Excerpts from an interface dataset
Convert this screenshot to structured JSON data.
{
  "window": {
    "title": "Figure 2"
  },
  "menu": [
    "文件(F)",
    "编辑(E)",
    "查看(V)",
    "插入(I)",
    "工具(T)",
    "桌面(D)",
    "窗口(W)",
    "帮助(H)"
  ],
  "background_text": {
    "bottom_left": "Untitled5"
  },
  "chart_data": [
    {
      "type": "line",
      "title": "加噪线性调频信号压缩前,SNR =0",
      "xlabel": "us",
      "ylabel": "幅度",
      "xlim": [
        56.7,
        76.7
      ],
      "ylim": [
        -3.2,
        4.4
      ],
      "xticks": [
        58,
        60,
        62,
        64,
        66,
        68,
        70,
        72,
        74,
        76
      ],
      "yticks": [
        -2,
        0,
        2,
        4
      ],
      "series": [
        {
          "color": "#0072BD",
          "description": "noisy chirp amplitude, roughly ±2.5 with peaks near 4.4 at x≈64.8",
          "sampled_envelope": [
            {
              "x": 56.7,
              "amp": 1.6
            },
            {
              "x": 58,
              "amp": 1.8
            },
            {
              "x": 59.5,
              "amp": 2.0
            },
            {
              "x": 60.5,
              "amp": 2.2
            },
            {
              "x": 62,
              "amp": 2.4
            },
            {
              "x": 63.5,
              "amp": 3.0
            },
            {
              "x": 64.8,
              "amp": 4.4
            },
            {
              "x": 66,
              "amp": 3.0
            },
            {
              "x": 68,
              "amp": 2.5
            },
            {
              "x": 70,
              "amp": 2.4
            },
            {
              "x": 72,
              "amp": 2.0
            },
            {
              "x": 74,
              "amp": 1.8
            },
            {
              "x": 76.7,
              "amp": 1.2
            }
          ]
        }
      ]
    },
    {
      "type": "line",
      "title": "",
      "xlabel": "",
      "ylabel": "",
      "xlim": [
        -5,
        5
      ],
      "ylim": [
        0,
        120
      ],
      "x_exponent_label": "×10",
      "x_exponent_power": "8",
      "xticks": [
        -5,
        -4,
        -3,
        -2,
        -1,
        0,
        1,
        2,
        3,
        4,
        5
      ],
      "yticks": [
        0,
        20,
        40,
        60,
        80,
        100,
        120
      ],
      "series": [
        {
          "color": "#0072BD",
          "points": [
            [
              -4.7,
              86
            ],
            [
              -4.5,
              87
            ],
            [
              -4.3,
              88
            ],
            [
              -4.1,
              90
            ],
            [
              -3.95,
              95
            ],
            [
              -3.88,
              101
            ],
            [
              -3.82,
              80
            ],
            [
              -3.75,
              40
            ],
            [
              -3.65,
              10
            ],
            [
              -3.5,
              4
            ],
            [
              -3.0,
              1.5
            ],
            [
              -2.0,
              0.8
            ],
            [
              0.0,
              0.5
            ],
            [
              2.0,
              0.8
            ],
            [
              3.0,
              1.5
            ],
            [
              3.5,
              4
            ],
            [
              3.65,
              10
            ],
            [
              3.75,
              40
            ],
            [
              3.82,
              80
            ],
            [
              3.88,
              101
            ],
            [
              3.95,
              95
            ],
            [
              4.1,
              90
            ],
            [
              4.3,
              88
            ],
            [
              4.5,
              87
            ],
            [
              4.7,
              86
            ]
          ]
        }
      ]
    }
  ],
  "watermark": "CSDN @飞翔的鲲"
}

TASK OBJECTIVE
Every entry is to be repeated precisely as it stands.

SOLVED EXERCISE
Convert this screenshot to structured JSON data.
{
  "window": {
    "title": "Figure 2"
  },
  "menu": [
    "文件(F)",
    "编辑(E)",
    "查看(V)",
    "插入(I)",
    "工具(T)",
    "桌面(D)",
    "窗口(W)",
    "帮助(H)"
  ],
  "background_text": {
    "bottom_left": "Untitled5"
  },
  "chart_data": [
    {
      "type": "line",
      "title": "加噪线性调频信号压缩前,SNR =0",
      "xlabel": "us",
      "ylabel": "幅度",
      "xlim": [
        56.7,
        76.7
      ],
      "ylim": [
        -3.2,
        4.4
      ],
      "xticks": [
        58,
        60,
        62,
        64,
        66,
        68,
        70,
        72,
        74,
        76
      ],
      "yticks": [
        -2,
        0,
        2,
        4
      ],
      "series": [
        {
          "color": "#0072BD",
          "description": "noisy chirp amplitude, roughly ±2.5 with peaks near 4.4 at x≈64.8",
          "sampled_envelope": [
            {
              "x": 56.7,
              "amp": 1.6
            },
            {
              "x": 58,
              "amp": 1.8
            },
            {
              "x": 59.5,
              "amp": 2.0
            },
            {
              "x": 60.5,
              "amp": 2.2
            },
            {
              "x": 62,
              "amp": 2.4
            },
            {
              "x": 63.5,
              "amp": 3.0
            },
            {
              "x": 64.8,
              "amp": 4.4
            },
            {
              "x": 66,
              "amp": 3.0
            },
            {
              "x": 68,
              "amp": 2.5
            },
            {
              "x": 70,
              "amp": 2.4
            },
            {
              "x": 72,
              "amp": 2.0
            },
            {
              "x": 74,
              "amp": 1.8
            },
            {
              "x": 76.7,
              "amp": 1.2
            }
          ]
        }
      ]
    },
    {
      "type": "line",
      "title": "",
      "xlabel": "",
      "ylabel": "",
      "xlim": [
        -5,
        5
      ],
      "ylim": [
        0,
        120
      ],
      "x_exponent_label": "×10",
      "x_exponent_power": "8",
      "xticks": [
        -5,
        -4,
        -3,
        -2,
        -1,
        0,
        1,
        2,
        3,
        4,
        5
      ],
      "yticks": [
        0,
        20,
        40,
        60,
        80,
        100,
        120
      ],
      "series": [
        {
          "color": "#0072BD",
          "points": [
            [
              -4.7,
              86
            ],
            [
              -4.5,
              87
            ],
            [
              -4.3,
              88
            ],
            [
              -4.1,
              90
            ],
            [
              -3.95,
              95
            ],
            [
              -3.88,
              101
            ],
            [
              -3.82,
              80
            ],
            [
              -3.75,
              40
            ],
            [
              -3.65,
              10
            ],
            [
              -3.5,
              4
            ],
            [
              -3.0,
              1.5
            ],
            [
              -2.0,
              0.8
            ],
            [
              0.0,
              0.5
            ],
            [
              2.0,
              0.8
            ],
            [
              3.0,
              1.5
            ],
            [
              3.5,
              4
            ],
            [
              3.65,
              10
            ],
            [
              3.75,
              40
            ],
            [
              3.82,
              80
            ],
            [
              3.88,
              101
            ],
            [
              3.95,
              95
            ],
            [
              4.1,
              90
            ],
            [
              4.3,
              88
            ],
            [
              4.5,
              87
            ],
            [
              4.7,
              86
            ]
          ]
        }
      ]
    }
  ],
  "watermark": "CSDN @飞翔的鲲"
}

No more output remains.